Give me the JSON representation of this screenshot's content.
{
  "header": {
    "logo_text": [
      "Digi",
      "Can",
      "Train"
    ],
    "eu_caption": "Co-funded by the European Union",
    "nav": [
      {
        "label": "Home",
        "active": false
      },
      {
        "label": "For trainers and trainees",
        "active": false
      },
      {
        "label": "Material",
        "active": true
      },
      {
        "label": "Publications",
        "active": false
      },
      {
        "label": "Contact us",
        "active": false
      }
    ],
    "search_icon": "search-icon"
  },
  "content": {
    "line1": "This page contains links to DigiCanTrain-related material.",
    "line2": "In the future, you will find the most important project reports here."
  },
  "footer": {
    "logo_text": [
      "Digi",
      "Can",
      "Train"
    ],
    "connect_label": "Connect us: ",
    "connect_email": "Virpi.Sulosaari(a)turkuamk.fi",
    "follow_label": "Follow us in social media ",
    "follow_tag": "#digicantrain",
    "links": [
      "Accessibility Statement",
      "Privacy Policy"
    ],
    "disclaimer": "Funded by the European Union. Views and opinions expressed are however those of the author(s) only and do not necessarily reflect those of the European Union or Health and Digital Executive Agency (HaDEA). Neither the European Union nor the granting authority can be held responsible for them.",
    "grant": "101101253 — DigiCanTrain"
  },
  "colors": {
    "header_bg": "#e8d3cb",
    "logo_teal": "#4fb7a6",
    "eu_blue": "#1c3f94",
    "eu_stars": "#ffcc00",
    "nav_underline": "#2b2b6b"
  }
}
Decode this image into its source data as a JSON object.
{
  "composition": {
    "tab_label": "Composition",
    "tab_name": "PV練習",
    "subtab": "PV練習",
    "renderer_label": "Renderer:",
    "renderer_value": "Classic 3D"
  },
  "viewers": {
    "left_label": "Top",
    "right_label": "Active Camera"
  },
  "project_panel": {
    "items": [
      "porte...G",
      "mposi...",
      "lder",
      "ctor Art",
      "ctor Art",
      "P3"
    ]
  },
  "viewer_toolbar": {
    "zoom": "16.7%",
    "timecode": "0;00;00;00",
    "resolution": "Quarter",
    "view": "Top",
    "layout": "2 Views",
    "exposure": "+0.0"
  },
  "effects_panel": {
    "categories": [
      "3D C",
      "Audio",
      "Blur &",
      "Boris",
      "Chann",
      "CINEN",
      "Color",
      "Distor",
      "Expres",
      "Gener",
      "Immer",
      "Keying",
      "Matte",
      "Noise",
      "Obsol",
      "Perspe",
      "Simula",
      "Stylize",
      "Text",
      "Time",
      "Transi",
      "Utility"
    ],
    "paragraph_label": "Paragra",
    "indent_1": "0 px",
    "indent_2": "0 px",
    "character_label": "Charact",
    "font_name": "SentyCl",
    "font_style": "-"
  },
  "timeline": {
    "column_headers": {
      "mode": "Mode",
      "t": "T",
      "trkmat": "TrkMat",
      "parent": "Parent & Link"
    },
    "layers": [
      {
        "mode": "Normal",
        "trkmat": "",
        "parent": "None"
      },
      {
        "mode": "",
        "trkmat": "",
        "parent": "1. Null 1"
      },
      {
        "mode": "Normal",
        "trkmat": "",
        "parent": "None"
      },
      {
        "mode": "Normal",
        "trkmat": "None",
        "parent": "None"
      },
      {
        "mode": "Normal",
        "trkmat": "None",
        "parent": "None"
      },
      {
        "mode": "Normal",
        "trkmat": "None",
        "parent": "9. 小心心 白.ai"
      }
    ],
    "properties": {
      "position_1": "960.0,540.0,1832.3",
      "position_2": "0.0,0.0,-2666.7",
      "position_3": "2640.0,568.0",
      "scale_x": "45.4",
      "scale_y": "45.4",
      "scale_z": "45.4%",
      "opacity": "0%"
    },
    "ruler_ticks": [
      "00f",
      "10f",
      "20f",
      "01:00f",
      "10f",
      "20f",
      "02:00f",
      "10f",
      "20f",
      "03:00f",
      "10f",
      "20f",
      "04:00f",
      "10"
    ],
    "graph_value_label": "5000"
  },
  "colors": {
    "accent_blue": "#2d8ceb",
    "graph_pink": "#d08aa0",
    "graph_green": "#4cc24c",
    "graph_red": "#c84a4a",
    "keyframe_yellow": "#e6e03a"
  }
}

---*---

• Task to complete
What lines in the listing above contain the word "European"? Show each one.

• Solution to the exercise
    "eu_caption": "Co-funded by the European Union",
    "disclaimer": "Funded by the European Union. Views and opinions expressed are however those of the author(s) only and do not necessarily reflect those of the European Union or Health and Digital Executive Agency (HaDEA). Neither the European Union nor the granting authority can be held responsible for them.",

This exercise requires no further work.